The list of GMOs with benefits to the rest of us is long. There’s the mosquito that helps control dengue fever by mating with disease-carrying mosquitos and passing on a gene that kills the offspring. A cow resistant to the organism responsible for sleeping sickness (a trypanosome) can no longer pass the disease to humans via a tsetse fly. How about the orange tree resistant to citrus greening? Or crops with more vitamins, or more healthful oils? And don’t forget my omega-3 yeast.

Don’t let your distrust of herbicide-tolerant crops extend to GMOs in general.

4.  We’ve been genetically modifying crops for thousands of years.

 What GMO supporters mean, of course, is that we’ve been cross-breeding for thousands of years. Which is true but irrelevant, because the people who are concerned about GMOs are concerned precisely because the technology is very different from cross-breeding.  In making this argument, supporters completely ignore the basis of opponents’ skepticism, and that’s condescending and counterproductive.

It also undermines what may be one of the most interesting and compelling arguments in favor of GMOs: That the techniques used to insert individual genes enable changes in the organisms that are much more predictable, and therefore less likely to be harmful, than the wholesale changes that come from cross-breeding.
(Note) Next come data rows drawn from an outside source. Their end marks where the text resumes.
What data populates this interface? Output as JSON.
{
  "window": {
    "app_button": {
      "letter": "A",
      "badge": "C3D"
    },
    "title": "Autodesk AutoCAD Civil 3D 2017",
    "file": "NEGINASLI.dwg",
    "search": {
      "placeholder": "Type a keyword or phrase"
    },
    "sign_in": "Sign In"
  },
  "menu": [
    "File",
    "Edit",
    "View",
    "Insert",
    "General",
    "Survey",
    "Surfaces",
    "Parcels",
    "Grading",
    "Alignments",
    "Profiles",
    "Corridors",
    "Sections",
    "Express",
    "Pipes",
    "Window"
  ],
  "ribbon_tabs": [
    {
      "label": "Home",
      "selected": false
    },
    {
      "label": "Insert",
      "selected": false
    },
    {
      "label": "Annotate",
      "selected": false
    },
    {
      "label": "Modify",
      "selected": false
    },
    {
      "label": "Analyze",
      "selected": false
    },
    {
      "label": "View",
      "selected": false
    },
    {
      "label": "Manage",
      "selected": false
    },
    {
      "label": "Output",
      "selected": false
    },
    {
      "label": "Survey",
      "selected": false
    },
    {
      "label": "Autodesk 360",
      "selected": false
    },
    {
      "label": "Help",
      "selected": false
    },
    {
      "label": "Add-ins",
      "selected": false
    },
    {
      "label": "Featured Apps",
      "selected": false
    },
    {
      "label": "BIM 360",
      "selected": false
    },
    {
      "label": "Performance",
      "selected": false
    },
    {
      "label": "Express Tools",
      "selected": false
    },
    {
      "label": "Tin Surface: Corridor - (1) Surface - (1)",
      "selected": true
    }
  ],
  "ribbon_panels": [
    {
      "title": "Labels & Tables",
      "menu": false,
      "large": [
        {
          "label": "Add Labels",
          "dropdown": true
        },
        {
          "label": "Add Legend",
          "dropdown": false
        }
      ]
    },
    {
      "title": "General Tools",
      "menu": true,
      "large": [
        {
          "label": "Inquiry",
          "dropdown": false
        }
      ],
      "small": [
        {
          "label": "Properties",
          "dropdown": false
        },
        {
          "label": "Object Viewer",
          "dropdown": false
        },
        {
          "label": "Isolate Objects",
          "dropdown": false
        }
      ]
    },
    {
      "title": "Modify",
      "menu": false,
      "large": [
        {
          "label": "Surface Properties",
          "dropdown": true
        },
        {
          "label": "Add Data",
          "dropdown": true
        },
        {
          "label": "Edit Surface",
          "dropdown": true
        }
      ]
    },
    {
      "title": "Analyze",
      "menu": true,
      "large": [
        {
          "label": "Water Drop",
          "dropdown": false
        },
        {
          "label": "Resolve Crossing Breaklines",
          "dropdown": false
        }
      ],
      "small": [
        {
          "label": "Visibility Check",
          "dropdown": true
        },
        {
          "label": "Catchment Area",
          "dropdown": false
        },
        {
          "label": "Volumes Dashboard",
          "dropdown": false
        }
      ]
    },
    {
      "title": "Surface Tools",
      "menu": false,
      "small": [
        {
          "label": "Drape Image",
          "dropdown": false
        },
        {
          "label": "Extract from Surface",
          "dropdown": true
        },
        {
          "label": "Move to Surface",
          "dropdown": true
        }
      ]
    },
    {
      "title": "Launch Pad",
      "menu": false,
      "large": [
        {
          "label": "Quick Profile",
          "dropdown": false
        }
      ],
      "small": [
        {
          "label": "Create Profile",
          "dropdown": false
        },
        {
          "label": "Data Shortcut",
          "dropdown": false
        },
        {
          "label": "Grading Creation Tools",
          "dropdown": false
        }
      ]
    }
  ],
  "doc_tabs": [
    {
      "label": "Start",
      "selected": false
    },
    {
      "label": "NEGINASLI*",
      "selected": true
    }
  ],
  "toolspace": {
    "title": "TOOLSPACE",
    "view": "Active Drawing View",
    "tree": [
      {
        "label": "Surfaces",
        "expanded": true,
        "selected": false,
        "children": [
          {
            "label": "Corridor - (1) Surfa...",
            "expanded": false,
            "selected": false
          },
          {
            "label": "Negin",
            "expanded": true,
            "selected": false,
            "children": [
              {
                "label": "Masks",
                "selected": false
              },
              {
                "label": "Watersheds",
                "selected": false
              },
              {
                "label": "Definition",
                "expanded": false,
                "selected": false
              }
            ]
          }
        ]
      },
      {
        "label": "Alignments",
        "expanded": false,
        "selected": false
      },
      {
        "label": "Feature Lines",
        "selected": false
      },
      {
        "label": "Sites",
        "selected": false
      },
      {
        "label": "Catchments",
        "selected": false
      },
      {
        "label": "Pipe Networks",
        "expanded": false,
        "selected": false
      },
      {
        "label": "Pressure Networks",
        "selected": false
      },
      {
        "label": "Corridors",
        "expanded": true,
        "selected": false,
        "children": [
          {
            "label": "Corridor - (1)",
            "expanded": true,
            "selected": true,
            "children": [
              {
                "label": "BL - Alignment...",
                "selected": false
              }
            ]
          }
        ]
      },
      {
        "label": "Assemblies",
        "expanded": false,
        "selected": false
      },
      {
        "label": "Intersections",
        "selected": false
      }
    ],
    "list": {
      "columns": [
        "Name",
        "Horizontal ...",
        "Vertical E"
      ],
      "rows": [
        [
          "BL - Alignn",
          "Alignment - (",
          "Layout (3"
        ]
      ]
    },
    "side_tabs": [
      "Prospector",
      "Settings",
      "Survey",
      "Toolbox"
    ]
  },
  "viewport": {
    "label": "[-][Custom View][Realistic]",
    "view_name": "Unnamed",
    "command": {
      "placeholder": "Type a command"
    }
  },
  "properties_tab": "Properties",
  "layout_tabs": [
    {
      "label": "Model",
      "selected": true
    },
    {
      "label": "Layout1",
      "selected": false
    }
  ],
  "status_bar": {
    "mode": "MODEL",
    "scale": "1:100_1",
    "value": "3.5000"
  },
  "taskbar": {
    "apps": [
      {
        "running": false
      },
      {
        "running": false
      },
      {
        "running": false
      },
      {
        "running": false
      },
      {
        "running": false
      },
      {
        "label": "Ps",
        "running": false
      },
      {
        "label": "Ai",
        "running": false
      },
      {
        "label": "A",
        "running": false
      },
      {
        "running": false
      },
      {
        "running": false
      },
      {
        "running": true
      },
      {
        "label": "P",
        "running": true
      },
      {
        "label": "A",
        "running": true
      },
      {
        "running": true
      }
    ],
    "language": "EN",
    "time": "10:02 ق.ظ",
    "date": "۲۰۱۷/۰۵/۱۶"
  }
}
That argument works only if you admit from the get-go that transgenic breeding is materially different from what we've been doing for thousands of years.

5.  GMO supporters are Monsanto shills, and opponents are anti-science.

The shill part is pretty obvious. Please just stop.

The anti-science part is more complicated. The people who study how we make decisions about issues of science and policy tell us that our positions on those issues tend to determine our perception of the science, not the other way around. Most GMO opponents aren’t anti-science; they’re anti-GMO, and therefore see the large body of science that contradicts their ideas as tainted by association with industry, flawed methodologically, done by biased scientists or otherwise dismissible. They are, in fact, pro-science — toward science that confirms their beliefs. (GMO supporters, and humans in general, are just as susceptible to this kind of confirmation bias.)...

Entrenchment is what we’re trying to avoid here.  Stop making these arguments, at least for a while, and see if it doesn’t help. While you’re at it, reach out to someone you respect who disagrees with you, and listen. If you’re a scientist, academic, activist, journalist or any other type who gets invited to speak on panels, insist that the panel represent both sides fairly; choir-preaching doesn’t help. We need to come to some kind of reasonable consensus on this issue. Give peace a chance.

Read Tamar Haspel's article in its entirety.  Additionally, we encourage you to read more columns from her "Unearthed" series.